● DATA SHOWN:

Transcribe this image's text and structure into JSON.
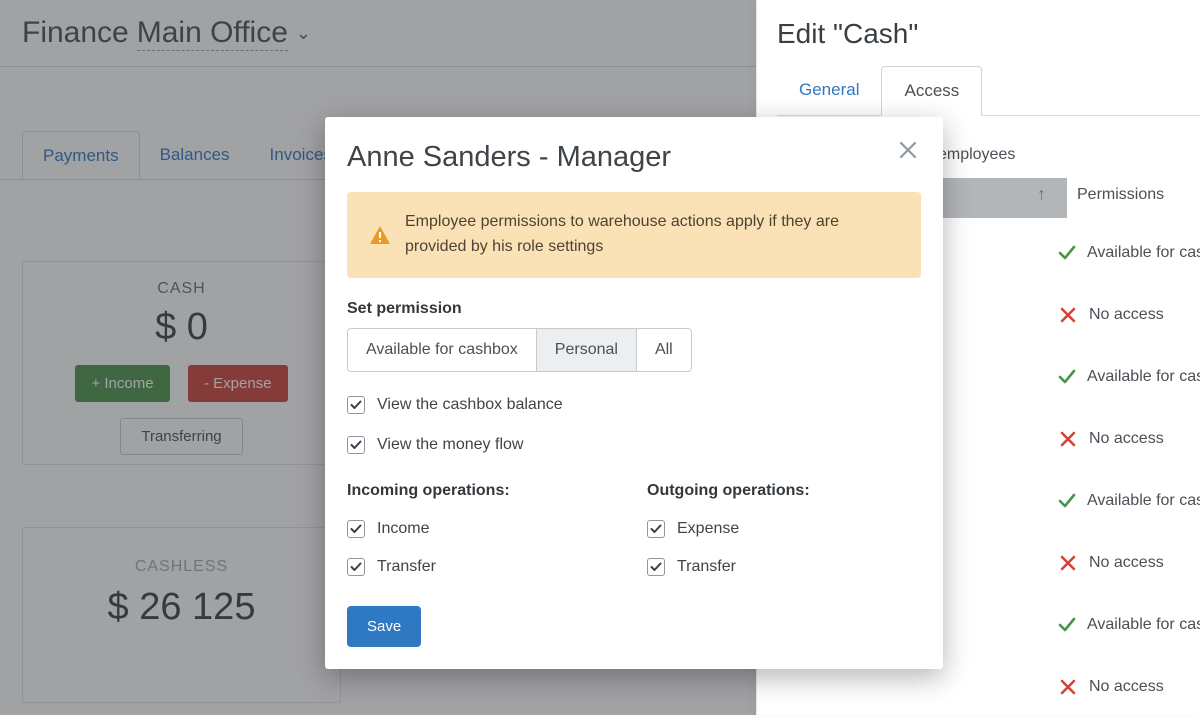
{
  "breadcrumb": {
    "root": "Finance",
    "location": "Main Office"
  },
  "main_tabs": {
    "payments": "Payments",
    "balances": "Balances",
    "invoices": "Invoices"
  },
  "cash_card": {
    "title": "CASH",
    "amount": "$ 0",
    "income_btn": "+ Income",
    "expense_btn": "- Expense",
    "transfer_btn": "Transferring"
  },
  "cashless_card": {
    "title": "CASHLESS",
    "amount": "$ 26 125"
  },
  "side_panel": {
    "title": "Edit \"Cash\"",
    "tab_general": "General",
    "tab_access": "Access",
    "desc_fragment": "ess to the cashbox for employees",
    "col_header": "Permissions",
    "avail": "Available for cas",
    "noaccess": "No access",
    "rows": [
      "avail",
      "no",
      "avail",
      "no",
      "avail",
      "no",
      "avail",
      "no"
    ]
  },
  "modal": {
    "title": "Anne Sanders - Manager",
    "note": "Employee permissions to warehouse actions apply if they are provided by his role settings",
    "set_perm_label": "Set permission",
    "seg": {
      "avail": "Available for cashbox",
      "personal": "Personal",
      "all": "All"
    },
    "chk_balance": "View the cashbox balance",
    "chk_flow": "View the money flow",
    "incoming_title": "Incoming operations:",
    "outgoing_title": "Outgoing operations:",
    "chk_income": "Income",
    "chk_in_transfer": "Transfer",
    "chk_expense": "Expense",
    "chk_out_transfer": "Transfer",
    "save": "Save"
  }
}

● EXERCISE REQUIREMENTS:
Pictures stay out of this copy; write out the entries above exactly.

● RESPONSE:
Transcribe this image's text and structure into JSON.
{
  "breadcrumb": {
    "root": "Finance",
    "location": "Main Office"
  },
  "main_tabs": {
    "payments": "Payments",
    "balances": "Balances",
    "invoices": "Invoices"
  },
  "cash_card": {
    "title": "CASH",
    "amount": "$ 0",
    "income_btn": "+ Income",
    "expense_btn": "- Expense",
    "transfer_btn": "Transferring"
  },
  "cashless_card": {
    "title": "CASHLESS",
    "amount": "$ 26 125"
  },
  "side_panel": {
    "title": "Edit \"Cash\"",
    "tab_general": "General",
    "tab_access": "Access",
    "desc_fragment": "ess to the cashbox for employees",
    "col_header": "Permissions",
    "avail": "Available for cas",
    "noaccess": "No access",
    "rows": [
      "avail",
      "no",
      "avail",
      "no",
      "avail",
      "no",
      "avail",
      "no"
    ]
  },
  "modal": {
    "title": "Anne Sanders - Manager",
    "note": "Employee permissions to warehouse actions apply if they are provided by his role settings",
    "set_perm_label": "Set permission",
    "seg": {
      "avail": "Available for cashbox",
      "personal": "Personal",
      "all": "All"
    },
    "chk_balance": "View the cashbox balance",
    "chk_flow": "View the money flow",
    "incoming_title": "Incoming operations:",
    "outgoing_title": "Outgoing operations:",
    "chk_income": "Income",
    "chk_in_transfer": "Transfer",
    "chk_expense": "Expense",
    "chk_out_transfer": "Transfer",
    "save": "Save"
  }
}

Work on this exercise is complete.